There are several lists of U. S. states where people are the happiest . . . and the unhappiest. According to one list, the most miserable people live in California and New Jersey. But another survey cites Alaska and Maine.
Some of the happiest people live in states like Colorado, Wisconsin, Washington and Idaho. Everyone else, presumably, is normal -- not depressed but not euphoric either.
Of course, this assumes that where we live can make us happy. Do you think it does?
Surely, people who hate the cold shouldn't retire to Michigan or Minnesota. People who hate the heat should avoid Florida and Arizona. I wonder if these days another climate -- the political climate -- can make us happy or miserable. We do typically end up sorting ourselves into like-minded groups, don't we?

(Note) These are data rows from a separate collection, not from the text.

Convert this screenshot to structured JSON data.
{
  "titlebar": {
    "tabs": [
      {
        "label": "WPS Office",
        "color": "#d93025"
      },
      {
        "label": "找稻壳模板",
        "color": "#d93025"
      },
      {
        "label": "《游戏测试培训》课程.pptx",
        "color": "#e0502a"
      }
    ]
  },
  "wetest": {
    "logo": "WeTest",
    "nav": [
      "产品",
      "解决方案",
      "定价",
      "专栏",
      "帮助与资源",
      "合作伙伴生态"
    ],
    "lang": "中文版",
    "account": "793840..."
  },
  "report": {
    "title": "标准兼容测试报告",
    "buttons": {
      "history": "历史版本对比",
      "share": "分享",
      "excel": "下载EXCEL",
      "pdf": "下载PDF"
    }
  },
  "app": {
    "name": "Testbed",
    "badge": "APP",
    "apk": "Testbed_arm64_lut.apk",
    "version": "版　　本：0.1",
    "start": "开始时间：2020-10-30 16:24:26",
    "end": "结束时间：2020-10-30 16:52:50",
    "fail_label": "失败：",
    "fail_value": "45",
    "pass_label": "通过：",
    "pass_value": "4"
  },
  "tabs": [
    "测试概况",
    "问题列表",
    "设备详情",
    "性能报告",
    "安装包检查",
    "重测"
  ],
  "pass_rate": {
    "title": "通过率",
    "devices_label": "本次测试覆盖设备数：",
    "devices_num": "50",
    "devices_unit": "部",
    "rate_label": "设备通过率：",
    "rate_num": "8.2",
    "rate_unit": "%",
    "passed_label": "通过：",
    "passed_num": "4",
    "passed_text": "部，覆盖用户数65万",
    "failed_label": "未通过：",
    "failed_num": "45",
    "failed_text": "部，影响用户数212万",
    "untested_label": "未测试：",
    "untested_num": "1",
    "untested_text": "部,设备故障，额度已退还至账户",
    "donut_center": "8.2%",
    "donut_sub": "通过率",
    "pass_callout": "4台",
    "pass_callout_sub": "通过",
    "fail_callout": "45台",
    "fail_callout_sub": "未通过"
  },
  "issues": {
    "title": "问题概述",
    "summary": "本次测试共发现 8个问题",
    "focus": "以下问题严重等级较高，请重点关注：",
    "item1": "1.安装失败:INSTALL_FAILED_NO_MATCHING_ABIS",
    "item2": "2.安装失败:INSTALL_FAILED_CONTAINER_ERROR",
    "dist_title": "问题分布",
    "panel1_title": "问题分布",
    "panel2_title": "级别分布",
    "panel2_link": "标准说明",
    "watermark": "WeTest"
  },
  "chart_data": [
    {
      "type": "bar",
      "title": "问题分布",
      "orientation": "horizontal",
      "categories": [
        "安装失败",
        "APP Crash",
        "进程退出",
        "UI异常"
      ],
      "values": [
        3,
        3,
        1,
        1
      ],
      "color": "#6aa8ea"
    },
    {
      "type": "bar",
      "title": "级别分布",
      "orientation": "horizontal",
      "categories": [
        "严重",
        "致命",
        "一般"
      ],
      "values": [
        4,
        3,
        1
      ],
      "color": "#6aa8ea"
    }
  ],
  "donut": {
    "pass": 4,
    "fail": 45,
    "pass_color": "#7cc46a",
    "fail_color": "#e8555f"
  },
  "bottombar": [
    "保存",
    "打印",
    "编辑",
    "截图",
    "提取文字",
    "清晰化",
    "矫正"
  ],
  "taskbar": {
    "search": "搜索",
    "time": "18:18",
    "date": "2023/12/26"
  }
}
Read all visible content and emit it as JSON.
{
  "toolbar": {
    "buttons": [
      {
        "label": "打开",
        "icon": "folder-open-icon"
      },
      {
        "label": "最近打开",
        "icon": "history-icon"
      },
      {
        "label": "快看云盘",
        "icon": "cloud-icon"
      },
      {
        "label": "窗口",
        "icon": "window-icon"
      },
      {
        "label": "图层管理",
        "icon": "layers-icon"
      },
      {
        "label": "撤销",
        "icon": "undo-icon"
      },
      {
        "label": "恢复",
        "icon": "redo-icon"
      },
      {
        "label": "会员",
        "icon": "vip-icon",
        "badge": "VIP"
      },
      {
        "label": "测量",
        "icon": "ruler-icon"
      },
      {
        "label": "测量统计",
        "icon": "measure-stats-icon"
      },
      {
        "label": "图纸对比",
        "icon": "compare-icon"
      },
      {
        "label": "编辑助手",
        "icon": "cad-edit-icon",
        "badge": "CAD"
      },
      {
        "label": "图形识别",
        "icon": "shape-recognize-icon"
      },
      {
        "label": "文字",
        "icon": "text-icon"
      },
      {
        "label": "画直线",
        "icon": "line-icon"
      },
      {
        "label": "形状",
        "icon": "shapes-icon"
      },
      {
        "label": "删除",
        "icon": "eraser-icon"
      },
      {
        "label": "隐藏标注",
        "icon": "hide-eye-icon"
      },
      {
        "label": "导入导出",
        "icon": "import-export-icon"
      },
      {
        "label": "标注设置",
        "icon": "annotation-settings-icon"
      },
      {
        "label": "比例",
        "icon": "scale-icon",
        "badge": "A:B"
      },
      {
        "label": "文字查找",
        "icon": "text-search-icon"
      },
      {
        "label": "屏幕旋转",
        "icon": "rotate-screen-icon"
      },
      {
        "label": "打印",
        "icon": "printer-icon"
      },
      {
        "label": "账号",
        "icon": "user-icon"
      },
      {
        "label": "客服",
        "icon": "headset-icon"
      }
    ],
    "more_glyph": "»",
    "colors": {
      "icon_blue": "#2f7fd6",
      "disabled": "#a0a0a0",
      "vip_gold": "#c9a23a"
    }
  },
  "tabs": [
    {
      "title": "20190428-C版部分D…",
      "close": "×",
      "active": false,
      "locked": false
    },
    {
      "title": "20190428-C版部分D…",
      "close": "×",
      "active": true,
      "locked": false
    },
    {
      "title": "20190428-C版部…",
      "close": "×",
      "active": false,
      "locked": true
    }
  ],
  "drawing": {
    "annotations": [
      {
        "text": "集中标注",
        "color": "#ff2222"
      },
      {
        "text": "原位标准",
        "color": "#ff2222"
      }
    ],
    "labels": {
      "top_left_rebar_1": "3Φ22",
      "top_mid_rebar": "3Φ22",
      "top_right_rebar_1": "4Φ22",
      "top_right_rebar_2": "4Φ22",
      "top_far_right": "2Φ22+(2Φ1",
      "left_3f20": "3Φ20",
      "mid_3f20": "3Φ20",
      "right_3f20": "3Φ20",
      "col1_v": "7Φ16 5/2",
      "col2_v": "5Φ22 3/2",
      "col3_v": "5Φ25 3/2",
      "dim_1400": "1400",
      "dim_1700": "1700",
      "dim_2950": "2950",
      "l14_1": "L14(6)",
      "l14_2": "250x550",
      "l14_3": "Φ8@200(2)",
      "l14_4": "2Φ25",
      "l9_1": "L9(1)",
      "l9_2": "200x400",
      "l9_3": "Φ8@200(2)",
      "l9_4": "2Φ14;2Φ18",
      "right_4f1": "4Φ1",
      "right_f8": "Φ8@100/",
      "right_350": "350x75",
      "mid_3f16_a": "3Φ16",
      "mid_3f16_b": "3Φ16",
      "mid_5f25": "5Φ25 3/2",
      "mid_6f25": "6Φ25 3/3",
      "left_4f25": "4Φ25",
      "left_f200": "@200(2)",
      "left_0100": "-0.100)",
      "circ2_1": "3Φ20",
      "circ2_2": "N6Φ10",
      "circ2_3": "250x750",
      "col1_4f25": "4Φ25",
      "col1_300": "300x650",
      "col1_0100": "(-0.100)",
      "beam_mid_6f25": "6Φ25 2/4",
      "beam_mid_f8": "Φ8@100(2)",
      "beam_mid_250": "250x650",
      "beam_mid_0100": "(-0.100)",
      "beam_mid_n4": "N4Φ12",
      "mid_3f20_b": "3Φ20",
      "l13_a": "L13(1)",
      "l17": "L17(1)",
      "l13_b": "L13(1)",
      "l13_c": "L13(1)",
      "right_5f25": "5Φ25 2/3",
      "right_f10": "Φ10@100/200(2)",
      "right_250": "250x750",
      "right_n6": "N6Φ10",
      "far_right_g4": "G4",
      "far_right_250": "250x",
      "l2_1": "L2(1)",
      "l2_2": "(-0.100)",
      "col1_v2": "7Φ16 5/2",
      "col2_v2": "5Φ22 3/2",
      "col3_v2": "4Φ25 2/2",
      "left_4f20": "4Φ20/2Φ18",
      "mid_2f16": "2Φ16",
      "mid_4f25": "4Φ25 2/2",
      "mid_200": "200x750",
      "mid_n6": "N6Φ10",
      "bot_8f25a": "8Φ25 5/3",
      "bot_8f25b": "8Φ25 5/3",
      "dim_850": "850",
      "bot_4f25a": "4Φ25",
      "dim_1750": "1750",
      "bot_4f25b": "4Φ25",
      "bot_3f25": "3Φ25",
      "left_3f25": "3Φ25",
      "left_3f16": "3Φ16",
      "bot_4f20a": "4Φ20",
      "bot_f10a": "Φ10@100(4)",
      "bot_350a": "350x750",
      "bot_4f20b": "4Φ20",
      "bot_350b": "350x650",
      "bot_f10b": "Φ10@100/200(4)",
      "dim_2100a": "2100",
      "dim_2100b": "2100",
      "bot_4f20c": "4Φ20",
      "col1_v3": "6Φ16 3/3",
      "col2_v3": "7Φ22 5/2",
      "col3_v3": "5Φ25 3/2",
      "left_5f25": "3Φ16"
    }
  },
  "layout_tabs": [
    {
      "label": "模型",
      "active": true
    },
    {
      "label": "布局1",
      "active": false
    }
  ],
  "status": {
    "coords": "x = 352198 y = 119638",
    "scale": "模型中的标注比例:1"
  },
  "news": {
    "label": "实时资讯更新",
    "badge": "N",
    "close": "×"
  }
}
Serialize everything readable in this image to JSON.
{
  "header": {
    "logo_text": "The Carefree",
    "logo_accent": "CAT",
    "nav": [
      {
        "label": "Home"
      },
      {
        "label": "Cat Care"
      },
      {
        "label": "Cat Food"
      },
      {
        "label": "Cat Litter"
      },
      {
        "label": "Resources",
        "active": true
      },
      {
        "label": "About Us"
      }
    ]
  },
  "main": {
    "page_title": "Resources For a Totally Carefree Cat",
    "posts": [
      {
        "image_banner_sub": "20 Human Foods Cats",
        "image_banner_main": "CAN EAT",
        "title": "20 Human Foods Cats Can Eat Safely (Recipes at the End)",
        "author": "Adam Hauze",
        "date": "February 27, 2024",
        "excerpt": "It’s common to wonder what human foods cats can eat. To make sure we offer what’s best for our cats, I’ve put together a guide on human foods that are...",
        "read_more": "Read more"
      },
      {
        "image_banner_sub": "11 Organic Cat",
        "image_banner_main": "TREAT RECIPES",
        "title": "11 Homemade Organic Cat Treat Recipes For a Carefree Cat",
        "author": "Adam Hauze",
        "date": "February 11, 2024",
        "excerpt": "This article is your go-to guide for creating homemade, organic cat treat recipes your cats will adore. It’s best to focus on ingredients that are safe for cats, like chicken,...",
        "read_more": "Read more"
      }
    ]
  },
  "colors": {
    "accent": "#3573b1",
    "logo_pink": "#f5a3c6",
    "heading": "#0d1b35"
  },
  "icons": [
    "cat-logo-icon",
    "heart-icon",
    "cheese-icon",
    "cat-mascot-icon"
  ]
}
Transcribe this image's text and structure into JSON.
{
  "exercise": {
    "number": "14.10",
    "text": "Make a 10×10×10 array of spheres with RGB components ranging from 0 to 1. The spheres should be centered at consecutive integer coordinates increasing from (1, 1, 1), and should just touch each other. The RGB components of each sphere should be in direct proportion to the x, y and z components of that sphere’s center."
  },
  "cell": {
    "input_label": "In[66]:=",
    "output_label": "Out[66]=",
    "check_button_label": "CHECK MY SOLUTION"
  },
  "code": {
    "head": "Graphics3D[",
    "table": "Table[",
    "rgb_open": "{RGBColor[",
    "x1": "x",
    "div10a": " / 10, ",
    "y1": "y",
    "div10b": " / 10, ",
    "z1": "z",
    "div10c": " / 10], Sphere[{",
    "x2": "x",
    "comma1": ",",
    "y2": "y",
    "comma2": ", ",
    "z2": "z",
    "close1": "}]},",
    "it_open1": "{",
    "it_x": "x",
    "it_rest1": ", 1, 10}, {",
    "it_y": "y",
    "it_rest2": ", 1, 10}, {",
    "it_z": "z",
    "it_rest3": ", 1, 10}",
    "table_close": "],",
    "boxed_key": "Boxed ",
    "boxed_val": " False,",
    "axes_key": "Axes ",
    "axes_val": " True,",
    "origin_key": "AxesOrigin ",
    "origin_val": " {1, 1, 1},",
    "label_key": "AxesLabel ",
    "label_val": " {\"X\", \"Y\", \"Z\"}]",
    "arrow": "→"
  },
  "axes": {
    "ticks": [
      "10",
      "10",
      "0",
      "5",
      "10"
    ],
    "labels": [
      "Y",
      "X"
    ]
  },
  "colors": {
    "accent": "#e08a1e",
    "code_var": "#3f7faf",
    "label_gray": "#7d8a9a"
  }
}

I have several liberal friends who live in liberal New York. Residing among their fellow liberals may make them feel comfortable. But I don't know if that by itself makes them happy. But the reverse can be true. I have a liberal friend who moved to Florida. He lasted a couple of years, then moved back to New York. He got fed up with all the people who, in his opinion, were conservative, Trump-supporting cretins.
I have a brother-in-law who is a religious conservative living in conservative central Pennsylvania. He seems very happy with his situation, with lots of friends through his church, his community, his family. He would be a fish out of water if he lived in a liberal mecca like Boston or Washington, DC.
Of course, not all of us identify so closely as liberals or conservatives. Politics is not that important to everyone. I belong to a golf group. There are conservatives and liberals in the group and some independents as well. But it doesn't matter. Everyone is happy to be outside playing golf and joking around with friends instead of sitting at home alone watching TV or doing chores.
But I'm thinking that there's a lot more to happiness than where we live or even who we hang out with . . . as outlined by my friend Jeremy Kisner in a post I did last year. It helps to be healthy, to have a circle of friends, to have something to do. Wealthier people are happier than poor people -- but only up to a point. I've read that even something as simple as owning a pet can make us happier. And it may not be a coincidence that the things making us happy can also help us live longer.
I've also read that each of us has our happiness "set point." How happy we are depends more on how we look at things rather than what happens to us, or where we live. If something bad happens to a happy person -- even the loss of a spouse -- they grieve for a while, feel depressed, but eventually their happiness returns to their own natural level. Similarly, the curmudgeons among us might experience a burst of happiness if they win the lottery. But a year or two later? They're still curmudgeons.
What makes me happy? Having a nice home, a beautiful spouse (both inside and out), some friends to hang out with, a few activities that I find interesting. I do sometimes wonder about the actual purpose of my retired life. Is it bringing me real satisfaction? Am I making a difference?
I don't know. I used to have the same doubts when I was working, too. For the most part I enjoyed my job. I certainly liked getting paid. But was I really doing anything to improve the world?
Maybe when we're retired we have a smaller world, bounded by family and neighbors and limited activities. But we can still make a difference to our community, and to the people we love.
So who are the absolute happiest people? You can check out the list at Digg.com. But according to them, it's the people from Utah. I guess the clean-living Mormons have it all figured out.